The past three postseasons have been rough on Alex Rodriguez. The Yankees haven’t won a series and Alex, their best hitter, hasn’t contributed much. It’s a recipe for press disaster. Take a player who puts up gaudy numbers, combine it with a little postseason failure, and in just a few short seasons you have a half-baked “he can’t hit in the postseason” narrative. It’s one that will haunt Alex Rodriguez until he earns a ring.
The narrative is, in some ways, helpful. It’s helpful, for instance, to the enraged fan who needs a scapegoat.
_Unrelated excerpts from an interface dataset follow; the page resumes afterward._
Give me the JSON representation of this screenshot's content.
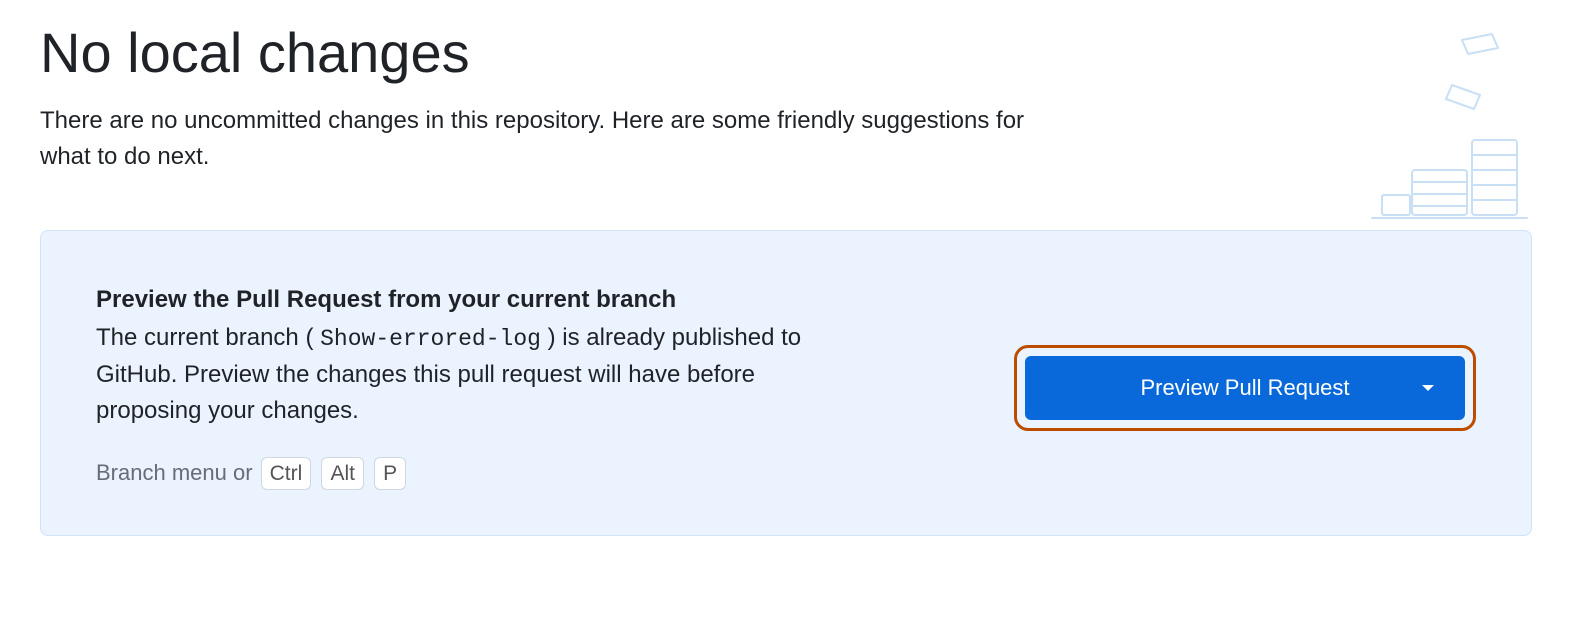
{
  "header": {
    "title": "No local changes",
    "subtitle": "There are no uncommitted changes in this repository. Here are some friendly suggestions for what to do next."
  },
  "card": {
    "title": "Preview the Pull Request from your current branch",
    "desc_prefix": "The current branch (",
    "branch_name": "Show-errored-log",
    "desc_suffix": ") is already published to GitHub. Preview the changes this pull request will have before proposing your changes.",
    "hint_prefix": "Branch menu or ",
    "keys": [
      "Ctrl",
      "Alt",
      "P"
    ],
    "button_label": "Preview Pull Request"
  },
  "colors": {
    "accent": "#0969da",
    "highlight": "#bc4c00",
    "card_bg": "#eaf3fe"
  }
}
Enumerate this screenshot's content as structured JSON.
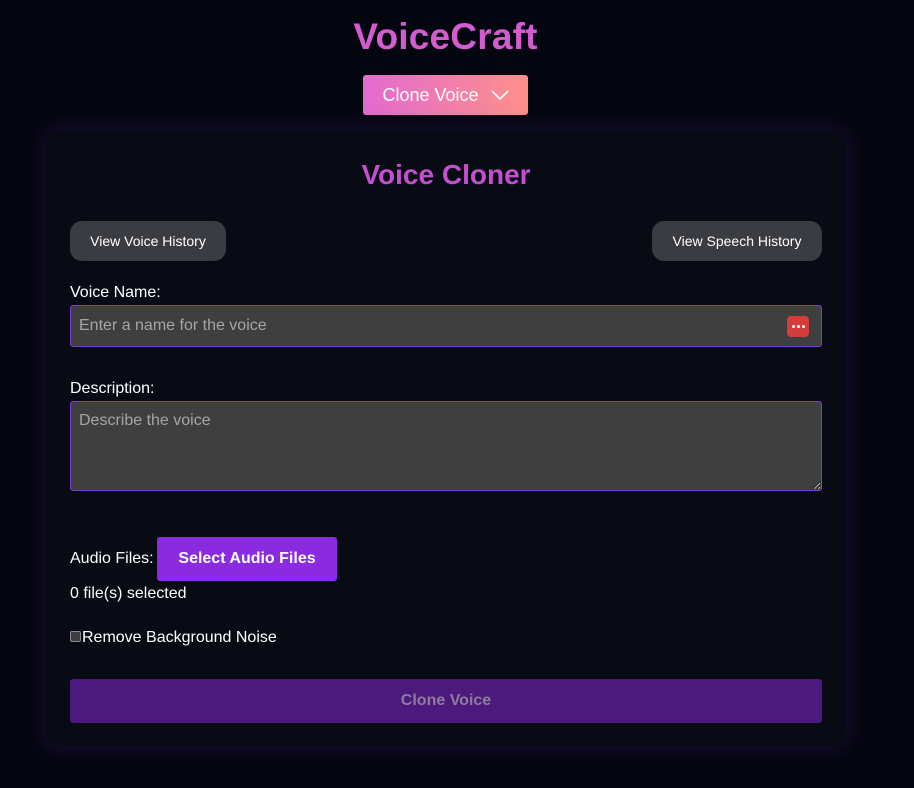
{
  "app": {
    "title": "VoiceCraft",
    "mode_selector": {
      "selected": "Clone Voice",
      "icon": "chevron-down-icon"
    }
  },
  "cloner": {
    "title": "Voice Cloner",
    "view_voice_history": "View Voice History",
    "view_speech_history": "View Speech History",
    "voice_name": {
      "label": "Voice Name:",
      "value": "",
      "placeholder": "Enter a name for the voice",
      "icon": "password-manager-icon"
    },
    "description": {
      "label": "Description:",
      "value": "",
      "placeholder": "Describe the voice"
    },
    "audio_files": {
      "label": "Audio Files:",
      "button": "Select Audio Files",
      "status": "0 file(s) selected"
    },
    "remove_noise": {
      "label": "Remove Background Noise",
      "checked": false
    },
    "submit": {
      "label": "Clone Voice",
      "disabled": true
    }
  },
  "colors": {
    "background": "#04060f",
    "card": "#080a14",
    "title_accent": "#d55cd0",
    "card_title": "#c44fd0",
    "primary_button": "#8a2be2",
    "disabled_button": "#4b1a7c",
    "dropdown_gradient_start": "#e26bcf",
    "dropdown_gradient_end": "#ff8f8a",
    "input_border": "#7c3ad0"
  }
}
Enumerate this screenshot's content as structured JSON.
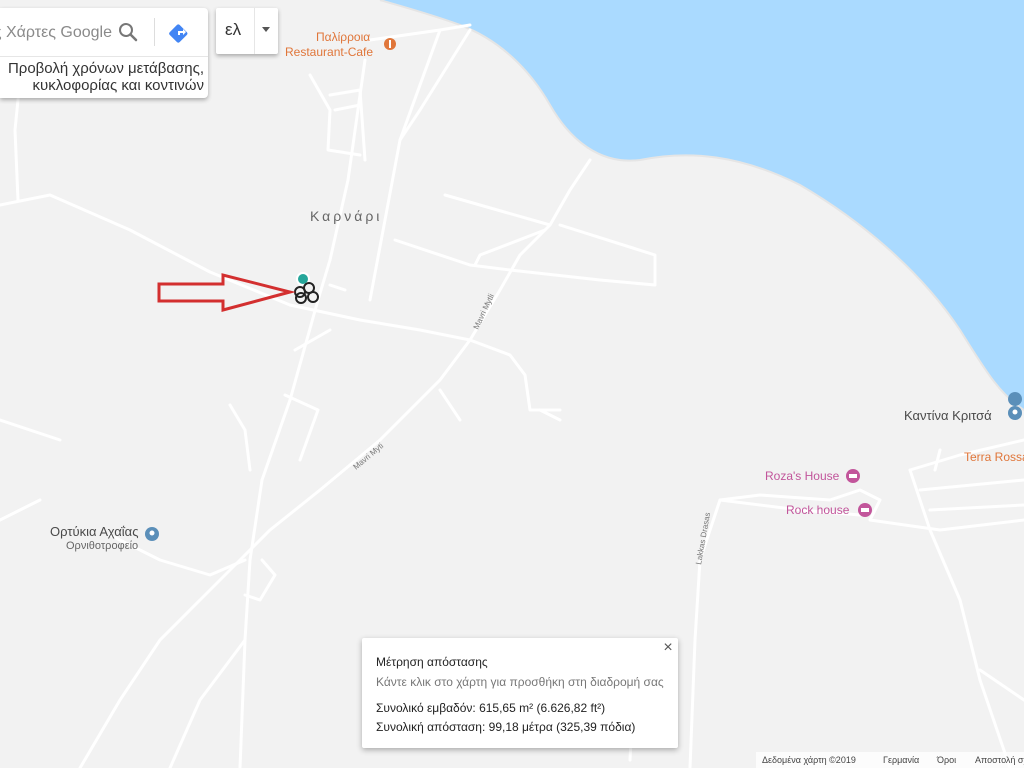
{
  "search": {
    "placeholder": "Αναζήτηση στους Χάρτες Google"
  },
  "traffic_text": "Προβολή χρόνων μετάβασης, κυκλοφορίας και κοντινών μέρων",
  "language": {
    "label": "ελ"
  },
  "places": {
    "palirroia": "Παλίρροια",
    "palirroia_sub": "Restaurant-Cafe",
    "karnari": "Καρνάρι",
    "kantina": "Καντίνα Κριτσά",
    "terra": "Terra Rossa",
    "rozas": "Roza's House",
    "rock": "Rock house",
    "ortykia": "Ορτύκια Αχαΐας",
    "ortykia_sub": "Ορνιθοτροφείο"
  },
  "streets": {
    "mavri1": "Mavri Mytli",
    "mavri2": "Mavri Myti",
    "lakkas": "Lakkas Drasas"
  },
  "measure": {
    "title": "Μέτρηση απόστασης",
    "hint": "Κάντε κλικ στο χάρτη για προσθήκη στη διαδρομή σας",
    "area": "Συνολικό εμβαδόν: 615,65 m² (6.626,82 ft²)",
    "distance": "Συνολική απόσταση: 99,18 μέτρα (325,39 πόδια)",
    "close": "×"
  },
  "attribution": {
    "data": "Δεδομένα χάρτη ©2019",
    "country": "Γερμανία",
    "terms": "Όροι",
    "send": "Αποστολή σχολίων"
  },
  "colors": {
    "water": "#aadaff",
    "land": "#f2f2f2",
    "road": "#ffffff",
    "arrow": "#d32f2f",
    "poi_orange": "#e0763a",
    "poi_pink": "#c2559b",
    "poi_blue": "#5b8fb9"
  },
  "icons": {
    "search": "search-icon",
    "directions": "directions-icon",
    "dropdown": "chevron-down-icon",
    "close": "close-icon",
    "poi": "place-pin-icon"
  }
}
The Yankees fielded good teams from 2005 through 2007, enough to win the division twice and the Wild Card in the other (a season in which they had the best second-half record in baseball). But when the calendar flipped to October, the Yankees faltered, and A-Rod was at the center of it.
The 2005 season was a strange one. The Yankees had infamously started 11-19, but thanks to a Tino Martinez home run tear and some lucky pitching maneuvers, the Yankees rallied back to win the AL East on the season’s penultimate day. Their first round opponents that year were the Anaheim Angels, the team that knocked them out of the 2002 playoffs in just four games.
Alex strode to the plate 23 times, but collected only two hits, as many as Bubba Crosby. He did draw six walks, but after a first round exit that’s no consolation to the grieving, possibly perturbed, fan. The further we get from the series, the easier it is to reflect and say: You know what? Alex made as many outs that series as Derek Jeter (15). Yes, Jeter hit two homers and recorded seven hits to one walk — he clearly had the better series. The point is that it wasn’t all bad for Alex, though at the time all blame came back to him*.
* And Randy Johnson, and Gary Sheffield or Bubba Crosby…
It didn’t seem possible, but things were actually worse in 2006. The powerhouse Yankees offense, in which Robinson Cano batted ninth, annihilated the Detroit Tigers in Game 1, The slaughter came in the third inning, when the first six Yankees reached safely. Jason Giambi, the fifth, hit a two-run homer to make the score 5-0. Alex followed with a single. It would be his only hit of the series. The only other time he reached was when he was hit by a pitch. The saga ended when Joe Torre penciled him into the eight spot in the lineup, ahead of only Melky Cabrera.
It wasn’t always this way for A-Rod. He started off his postseason career well enough, going 9 for 29 in his first two series (1997 and 2000 ALDS). Then he broke out in the 2000 ALCS against the Yankees. he went 9 for 22 with two homers and two doubles, a standout, along with John Olerud, among a mostly stagnant Mariners offense. Even the great Edgar Martinez was held in check that series. Alex did all he could, but when guys like David Bell (4 for 18) and Mike Cameron (2 for 18) are getting plenty of at bats, it just isn’t enough.
A trip to Texas cost Alex three years of playoff time, but when he returned to October with the Yankees in 2004, it was like he’d been practicing for that moment since 2000. He led the team with eight hits and three doubles, and struck out only once. Through the first three games of the 2004 ALCS he was 6 for 14 with two doubles and a homer. In Game 4 he launched a two-run homer in the third to give the Yanks an early lead. To that point, life as a Yankee in the postseason was going great for Alex Rodriguez.
He wouldn’t hit another homer until Game 4 of the 2007 ALDS, in the bottom of the seventh, with the Yankees already down 6-2 and eight outs from elimination. He hadn’t hit well to that point in the series, picking up just two hits in the first three games. After such a magnificent season, A-Rod had again struggled in the playoffs. Not as badly as in 2006, and not even as badly as in 2005. But the Yankees had lost, and A-Rod was nowhere to be found.
My father thinks that A-Rod’s defining moment as a Yankee came in the eighth inning of Game 5. Two innings prior Derek Jeter had doubled home three runs, giving the Yanks a 4-2 lead. Miguel Cairo led off the top of the eighth with a double, and Derek Jeter bunted him to third. Of all the possible results in that situation, A-Rod got the second worst: he struck out (lining into a double play would obviously be the worst). He didn’t even put the ball in play to give Cairo a chance to score. While I disagree that it was his defining moment, there’s no denying that he’s been in a massive postseason slump ever since.
Will 2009 be the year of A-Rod? Or will he again slump when it counts the most? We won’t know until this thing gets underway. The good news: we know that the people who say “he can’t hit in the playoffs” are wrong. He can, and he has. Lately, he hasn’t. I guess “he hasn’t hit in the playoffs lately” doesn’t have quite the same ring as “he can’t hit in the playoffs.”